I went to Germany in May, 2015 for three weeks of intensive physio, with a daily physio session, learning exercises designed specially for me, a daily massage and a session in the heated pool for underwater massage. You also spend time on a couch with a huge hot pack under your back or neck to relax the muscles that are being progressively loosened up. It was wonderful to be in a place where the practitioners know so much about dystonia and how to relieve it. I was told that if I did my exercises at least five days a week, found a good person to give me the right sort of massage on a regular basis and made some changes to the rather frantic lifestyle I was living, then I should get better. Totally. Almost all their patients do. They come back from time to time for a top up and to have their exercises adjusted as their body changes back to being untwisted and normal. I was told that my version of cervical dystonia is particularly hard to resolve and takes longer so I would need to be very very patient and not give up on the exercises.
So now, two years later the twisting has gone from a really powerful pull to a slight one, my head only moves a few centimetres before the “pull” completely loses strength and I can relax my head back straight. I am at last sleeping well and that is sheer heaven. Instead of dreading bedtime I look forward to it again. I’ve just returned from a two week follow-up visit in Germany which was marvellous and I apparently have some more work to do to get rid of every single twist in my spine, before the head turning will stop completely. But my teeth meet together, I have no pain in my jaw, foot, knee, shoulder or my back. So I know I am getting there. It takes determination and I realise it is not for everyone. It is certainly not a ‘quick fix’ but it is entirely without drugs and that suits my body. No side effects to be suffered. The cost – not cheap to fly to Germany but once there the treatment is far cheaper than you would need to pay in Australia for comparative treatment. They also offer accommodation at a very reasonable price.
My neurologist in Sydney told me at first I had spontaneous remission, but now he has changed his mind and is impressed. He says I have made him think and he will look into sending someone to Europe to have a look at what is practised over there. He is Dr Victor Fung from Westmead Hospital and in a good position I think to make that happen. I have told him I will hassle him until he does.

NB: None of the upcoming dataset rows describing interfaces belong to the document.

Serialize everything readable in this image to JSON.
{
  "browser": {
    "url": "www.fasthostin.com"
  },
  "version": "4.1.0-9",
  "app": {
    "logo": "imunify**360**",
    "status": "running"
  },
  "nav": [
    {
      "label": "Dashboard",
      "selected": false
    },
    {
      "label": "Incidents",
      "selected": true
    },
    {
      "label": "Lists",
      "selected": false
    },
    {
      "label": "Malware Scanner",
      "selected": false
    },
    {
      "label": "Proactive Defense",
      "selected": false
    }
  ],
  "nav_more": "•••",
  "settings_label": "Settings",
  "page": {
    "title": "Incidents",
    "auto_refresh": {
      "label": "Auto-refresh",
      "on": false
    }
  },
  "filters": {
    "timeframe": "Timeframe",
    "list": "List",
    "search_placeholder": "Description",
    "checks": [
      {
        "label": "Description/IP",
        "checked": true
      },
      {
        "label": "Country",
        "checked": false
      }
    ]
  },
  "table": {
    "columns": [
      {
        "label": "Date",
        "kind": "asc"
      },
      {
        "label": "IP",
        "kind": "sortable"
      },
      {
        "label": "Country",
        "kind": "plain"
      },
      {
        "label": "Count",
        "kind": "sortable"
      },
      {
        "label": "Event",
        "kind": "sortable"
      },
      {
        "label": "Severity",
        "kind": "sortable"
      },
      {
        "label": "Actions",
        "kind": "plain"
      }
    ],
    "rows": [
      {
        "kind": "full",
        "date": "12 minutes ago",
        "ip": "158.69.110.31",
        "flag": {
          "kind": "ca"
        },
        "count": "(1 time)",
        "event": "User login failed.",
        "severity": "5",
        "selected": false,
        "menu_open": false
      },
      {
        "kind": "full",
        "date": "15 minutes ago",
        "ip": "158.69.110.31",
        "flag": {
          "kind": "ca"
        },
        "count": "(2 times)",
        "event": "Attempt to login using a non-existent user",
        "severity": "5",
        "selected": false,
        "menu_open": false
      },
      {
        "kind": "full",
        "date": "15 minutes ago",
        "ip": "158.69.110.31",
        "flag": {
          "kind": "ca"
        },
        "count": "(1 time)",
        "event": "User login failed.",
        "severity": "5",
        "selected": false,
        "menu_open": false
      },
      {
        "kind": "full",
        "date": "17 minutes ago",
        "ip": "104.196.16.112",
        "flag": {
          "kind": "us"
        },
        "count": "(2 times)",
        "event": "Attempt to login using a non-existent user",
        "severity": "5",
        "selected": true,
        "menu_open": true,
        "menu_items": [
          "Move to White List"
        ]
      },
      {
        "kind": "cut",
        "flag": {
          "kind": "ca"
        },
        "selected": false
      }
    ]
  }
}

My dream now is that other Australians with cervical dystonia will have the chance to benefit from this marvellous treatment in Australia. Clearly several trips overseas are out of the question for most sufferers because of the cost and the disabling effects of the condition, but a Centre somewhere in Australia would make it possible for many more to benefit. Sadly, they have found in Germany that their method does not work with people who have had a few botox treatments because the nerves are damaged. So far they have had little success with other forms of dystonia either, so they work only with cervical dystonia in all its many forms, and its side effects.